Beginner wanted a delay timer trigger with 555 timer.

You can post your problem related to Proteus Projects here. We will try our best to help you out.
Post Reply
Peacock
Posts:5
Joined:Wed Feb 22, 2017 12:57 pm
Beginner wanted a delay timer trigger with 555 timer.

Post by Peacock » Wed Feb 22, 2017 1:42 pm

Hello everyone!

I have the following scenario.
When a 9v battery is switch on, it waits 5 seconds, then a reed relay is activated.

I am a complete beginner in this so please explain to me as if I'm an idiot.
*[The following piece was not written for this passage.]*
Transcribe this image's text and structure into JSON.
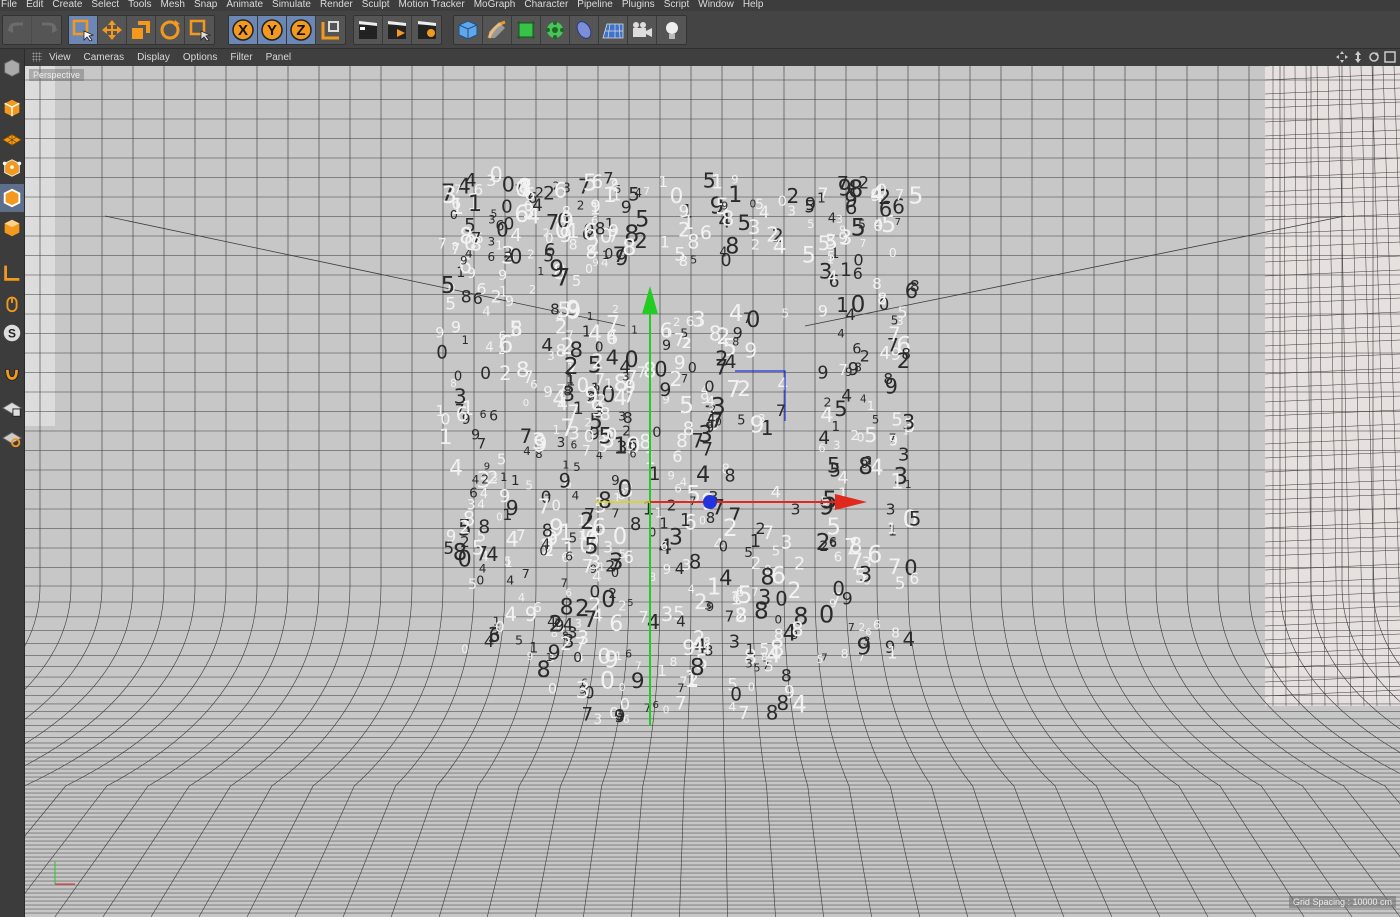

I only know about capacitor, relays, and diodes at this point.
Am I making any sense?

thank you,

Junaid_Shahid
Posts:110
Joined:Tue Feb 14, 2017 9:00 am

Re: Beginner wanted a delay timer trigger with 555 timer.

Post by Junaid_Shahid » Wed Feb 22, 2017 1:44 pm

Peacock wrote:
Wed Feb 22, 2017 1:42 pm
Hello everyone!

I have the following scenario.
When a 9v battery is switch on, it waits 5 seconds, then a reed relay is activated.

I am a complete beginner in this so please explain to me as if I'm an idiot.

I only know about capacitor, relays, and diodes at this point.
Am I making any sense?

thank you,
You can use a 555 timer in a monostable mode to get the desired effect. Check out this page, under monostable, and using the circuit modification mentioned in "Power-on reset or trigger" (cap in parallel with power switch)
555 Timer circuits

The basics of why this works is detailed in he Power-on reset section, but the principle is an R-C charging circuit. A series resistor and capacitor can create a voltage-based delay. The resistor slows down how quickly the capacitor can charge up. As the charge in the cap slowly builds, it's voltage rises. When the voltage hits a certain level, you can sense it and use it as a trigger (that's what the 555 timer is doing... sense voltage level and triggers).

An R-C charge circuit will reach 63% of the final voltage within 1 time-constant, which is defined as tau=R*C. So if you have a 5V supply, R=2Meg and C=2.5uF, then the capacitor will reach 63%*5V = 3.15V in tau=2000000*0.0000025 = 5 seconds. I'm assuming the trip-point of the 555 is 3.15V, which should be pretty close. You can pick any value of R & C, and experiment with the length of the delay.

Recommended Tutorial: Relay Control Using 555 Timer in Proteus ISIS

Post Reply